LANDSCAPING: Better Homes & Gardens compiles eco-friendly recommendations

January 4, 2008

This month Better Homes and Gardens magazinehas compiled a nice list of things you can do with your landscaping to get more eco-friendly during a yard makeover.

To save you $$’s on energy, Landscaping That Makes Sense, describes how:

  • A well-positioned tree can save up to 25% on heating and cooling
  • Tree shaded yards with lawn vs. pavement can keep temperatures down 6-25 degrees
  • Shading your roof can increase your air conditioners efficiency by 10%
  • A single tree can equal the cooling power of 15 air conditioners
  • Three house-shading trees can cut your cooling bill by up to 50%
  • Windbreaks can cut winter heating bills by 10-30%

eco-friendly landscape treeRegional Strategies for Energy-Efficient Landscaping discusses how if you live in:

  • The Northeast: Take advantage of the sun in the winter by planting deciduous trees on the south- and west-facing sides of your house. And in the summer the leaves from these trees will also provide shade. Planting trees or shrubs to the north or northwest will prevent winter winds from draining the heat from your home
  • The Midwest: Plant large deciduous trees on the south or west side of your home to reduce the need for summer A/C. Planting trees or shrubs to the north or northwest side of your home can provide a winter windbreak
  • The High Plains and MountainWest: Planting a windbreak on the north side of your home can help winter heat loss, and planting deciduous trees will offer shade in the summer months
  • The Pacific Northwest: Keep your home warmer in the winter by avoiding the planting of evergreens on the south or southwest side of your home. Instead, plant deciduous trees that will let the sun in, and shade during the summer
  • The South: Plant large evergreen trees on the south or southwest side of your home to shade the heat. Decrease humidity by planting drought-tolerant plants next to your home.
  • The Southwest: Plant shade trees on the sunniest sides of your home, and use windbreaks to block the wind around your home
  • Southern California: Plant big shade trees on the south and southwest side of your house. Block warm summer winds by planting windbreaks around your home to deflect them

sustainable landscapeLandscaping to Reduce Winter Heating Costs direct us toward the following landscaping strategies to minimize our heating costs:

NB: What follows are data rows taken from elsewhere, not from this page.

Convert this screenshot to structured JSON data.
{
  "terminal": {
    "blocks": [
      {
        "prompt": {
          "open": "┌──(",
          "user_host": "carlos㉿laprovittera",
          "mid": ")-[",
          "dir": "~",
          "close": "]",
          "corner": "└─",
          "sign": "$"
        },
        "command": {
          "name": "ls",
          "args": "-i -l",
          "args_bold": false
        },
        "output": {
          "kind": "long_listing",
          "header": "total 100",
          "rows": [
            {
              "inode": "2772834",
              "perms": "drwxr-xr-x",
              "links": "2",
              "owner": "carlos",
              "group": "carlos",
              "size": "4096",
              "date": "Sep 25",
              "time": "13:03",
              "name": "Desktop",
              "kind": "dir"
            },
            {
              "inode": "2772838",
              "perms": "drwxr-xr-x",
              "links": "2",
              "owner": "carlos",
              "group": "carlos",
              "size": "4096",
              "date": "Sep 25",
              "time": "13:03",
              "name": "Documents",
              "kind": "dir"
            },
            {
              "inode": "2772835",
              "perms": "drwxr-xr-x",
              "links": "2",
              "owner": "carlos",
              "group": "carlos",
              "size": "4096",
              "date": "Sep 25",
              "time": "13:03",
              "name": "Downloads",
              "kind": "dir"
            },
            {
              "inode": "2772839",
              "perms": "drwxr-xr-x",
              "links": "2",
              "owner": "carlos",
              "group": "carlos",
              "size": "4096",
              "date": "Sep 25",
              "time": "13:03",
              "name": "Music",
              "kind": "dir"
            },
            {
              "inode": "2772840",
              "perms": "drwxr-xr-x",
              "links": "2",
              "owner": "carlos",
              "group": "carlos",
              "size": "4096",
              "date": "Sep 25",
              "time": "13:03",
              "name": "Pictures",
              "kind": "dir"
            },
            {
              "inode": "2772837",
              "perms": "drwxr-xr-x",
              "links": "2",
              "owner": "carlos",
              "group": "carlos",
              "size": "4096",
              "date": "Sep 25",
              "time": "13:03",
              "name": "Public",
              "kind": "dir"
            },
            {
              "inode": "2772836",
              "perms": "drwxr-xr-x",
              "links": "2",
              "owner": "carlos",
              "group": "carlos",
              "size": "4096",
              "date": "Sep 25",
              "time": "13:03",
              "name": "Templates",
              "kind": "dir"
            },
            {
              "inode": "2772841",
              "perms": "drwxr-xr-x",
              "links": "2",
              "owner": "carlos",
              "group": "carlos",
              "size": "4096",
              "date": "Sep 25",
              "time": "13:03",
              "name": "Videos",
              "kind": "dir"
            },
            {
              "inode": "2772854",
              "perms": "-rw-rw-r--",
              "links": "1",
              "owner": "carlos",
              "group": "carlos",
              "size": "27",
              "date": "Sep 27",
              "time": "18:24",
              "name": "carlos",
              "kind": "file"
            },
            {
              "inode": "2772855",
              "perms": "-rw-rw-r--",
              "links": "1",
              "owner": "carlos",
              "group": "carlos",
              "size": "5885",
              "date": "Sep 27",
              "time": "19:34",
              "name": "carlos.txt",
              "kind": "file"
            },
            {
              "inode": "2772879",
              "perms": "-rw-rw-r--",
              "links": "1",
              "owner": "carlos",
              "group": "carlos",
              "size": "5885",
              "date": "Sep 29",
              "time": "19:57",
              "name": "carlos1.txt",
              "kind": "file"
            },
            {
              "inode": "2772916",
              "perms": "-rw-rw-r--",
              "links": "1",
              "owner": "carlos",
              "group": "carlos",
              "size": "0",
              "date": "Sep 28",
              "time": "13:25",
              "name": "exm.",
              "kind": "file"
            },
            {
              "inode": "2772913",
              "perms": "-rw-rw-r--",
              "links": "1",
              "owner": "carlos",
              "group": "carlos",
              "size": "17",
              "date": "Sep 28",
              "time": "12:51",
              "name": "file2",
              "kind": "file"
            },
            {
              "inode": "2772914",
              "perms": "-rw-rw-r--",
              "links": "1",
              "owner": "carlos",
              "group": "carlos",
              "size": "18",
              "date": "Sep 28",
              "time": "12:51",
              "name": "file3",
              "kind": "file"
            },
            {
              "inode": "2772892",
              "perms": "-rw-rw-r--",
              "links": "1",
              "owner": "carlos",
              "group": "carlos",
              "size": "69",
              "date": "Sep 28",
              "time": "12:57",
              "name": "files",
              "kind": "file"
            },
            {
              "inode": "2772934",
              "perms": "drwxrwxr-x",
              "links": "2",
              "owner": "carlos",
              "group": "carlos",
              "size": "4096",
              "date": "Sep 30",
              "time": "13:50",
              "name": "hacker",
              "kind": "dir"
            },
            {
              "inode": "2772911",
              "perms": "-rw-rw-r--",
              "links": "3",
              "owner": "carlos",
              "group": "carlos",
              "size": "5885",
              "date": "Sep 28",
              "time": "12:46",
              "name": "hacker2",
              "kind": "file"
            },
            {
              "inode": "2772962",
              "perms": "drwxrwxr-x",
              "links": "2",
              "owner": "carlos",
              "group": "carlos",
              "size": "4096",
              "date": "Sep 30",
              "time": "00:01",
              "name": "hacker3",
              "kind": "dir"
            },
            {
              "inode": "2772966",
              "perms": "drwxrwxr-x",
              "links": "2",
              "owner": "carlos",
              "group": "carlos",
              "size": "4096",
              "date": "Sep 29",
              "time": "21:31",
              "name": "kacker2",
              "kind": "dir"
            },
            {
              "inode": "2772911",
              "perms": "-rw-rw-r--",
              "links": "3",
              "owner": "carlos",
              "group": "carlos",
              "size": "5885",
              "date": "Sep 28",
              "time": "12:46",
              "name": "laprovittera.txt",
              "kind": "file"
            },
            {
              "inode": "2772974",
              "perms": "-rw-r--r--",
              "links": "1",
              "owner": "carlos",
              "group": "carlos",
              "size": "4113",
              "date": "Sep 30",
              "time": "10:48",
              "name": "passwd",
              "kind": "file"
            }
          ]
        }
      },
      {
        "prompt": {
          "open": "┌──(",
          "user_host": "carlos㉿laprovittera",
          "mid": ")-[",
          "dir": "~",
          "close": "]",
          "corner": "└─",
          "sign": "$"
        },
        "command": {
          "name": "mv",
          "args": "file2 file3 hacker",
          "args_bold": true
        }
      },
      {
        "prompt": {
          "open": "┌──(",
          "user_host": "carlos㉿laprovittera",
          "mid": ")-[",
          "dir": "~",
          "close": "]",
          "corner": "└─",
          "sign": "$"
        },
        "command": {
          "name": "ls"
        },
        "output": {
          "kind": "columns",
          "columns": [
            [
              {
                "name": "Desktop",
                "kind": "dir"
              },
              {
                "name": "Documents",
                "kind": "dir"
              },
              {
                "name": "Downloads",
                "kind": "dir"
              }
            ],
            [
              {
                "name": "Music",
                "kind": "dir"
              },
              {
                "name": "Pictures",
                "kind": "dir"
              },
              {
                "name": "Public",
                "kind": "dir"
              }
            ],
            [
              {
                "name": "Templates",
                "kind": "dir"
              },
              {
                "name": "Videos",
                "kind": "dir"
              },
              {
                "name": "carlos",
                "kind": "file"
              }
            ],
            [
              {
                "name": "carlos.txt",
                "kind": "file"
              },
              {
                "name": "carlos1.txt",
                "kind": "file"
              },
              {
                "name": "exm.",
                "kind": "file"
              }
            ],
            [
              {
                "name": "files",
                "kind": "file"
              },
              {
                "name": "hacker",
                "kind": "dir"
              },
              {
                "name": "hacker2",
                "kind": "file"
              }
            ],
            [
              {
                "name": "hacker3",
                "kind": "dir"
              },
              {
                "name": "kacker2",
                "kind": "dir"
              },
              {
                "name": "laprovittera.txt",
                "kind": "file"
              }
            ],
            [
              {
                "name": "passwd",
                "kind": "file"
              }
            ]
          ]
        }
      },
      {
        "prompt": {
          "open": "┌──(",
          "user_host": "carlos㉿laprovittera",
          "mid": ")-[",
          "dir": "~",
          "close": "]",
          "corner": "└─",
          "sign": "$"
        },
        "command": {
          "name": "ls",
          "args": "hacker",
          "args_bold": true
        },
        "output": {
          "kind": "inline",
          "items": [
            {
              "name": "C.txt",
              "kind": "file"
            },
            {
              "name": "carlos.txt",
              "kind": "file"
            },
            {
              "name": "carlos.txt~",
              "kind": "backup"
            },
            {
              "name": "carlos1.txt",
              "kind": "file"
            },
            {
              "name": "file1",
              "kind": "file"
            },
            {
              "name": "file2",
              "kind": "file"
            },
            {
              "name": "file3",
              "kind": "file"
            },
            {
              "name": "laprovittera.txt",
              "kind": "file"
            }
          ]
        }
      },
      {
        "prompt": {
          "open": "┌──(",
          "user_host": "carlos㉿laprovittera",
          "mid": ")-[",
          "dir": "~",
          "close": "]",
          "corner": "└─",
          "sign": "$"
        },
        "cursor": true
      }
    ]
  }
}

  1. Plant evergreens to block northwest winter winds. Correct planting can cut winter heating bills by 25%
  2. Place planters, walls or berms near your home to create “dead air space” which acts as insulation
  3. Deciduous trees can screen 70-90% of the hot summer sun, and in the winter these same trees will loose their leaves and allow sun to filter through
  4. Create open lawns on the south side of your home, allowing the accumulation of snow. Light reflecting off the snow can offer radiant heat effects on your home.
  5. Build tall fences to slow winter winds. (also provides protection for less cold-hardy plants
  6. Inclusion of eco-friendly hardscape surfaces around your home can soak up heat during the day and reflect it during a cool evening.

eco friendly landscapeLandscaping to Reduce Summer Cooling Costs provides the following tips to assist your A/C during the summer months:

  • Build a pergola, add an awning, or provide some other type of shade structure on the west side of your house. Filters light during he hottest part of the day, and covered with vines still allows cool breezes
  • Position porches, decks, and patios on the east, as they will offer morning sun and shade in the evening
  • Light colored ground covers will reflect more heat, making it hotter, darker wood chips will absorb the heat
  • Place trees where they will shade your windows (e.g. on the south and west sides) from the direct sun
  • Funnel breezes through your property by planting a row of trees on one side of the house, and a wall on the other will create a wind tunnel
  • Add a water feature because it can psychologically cool your landscape. Upwinds from ponds will cool the air around your home
  • Plant clusters of trees which can create a cool zone for breezes to filter through

So as you are planning your new backyard, adding that eco-friendly playground equipment, and putting in trees, take the above into account and build some of the tips into your plans!

Print This Post Print This Post

Comments

RSS feed | Trackback URI

1 Comment »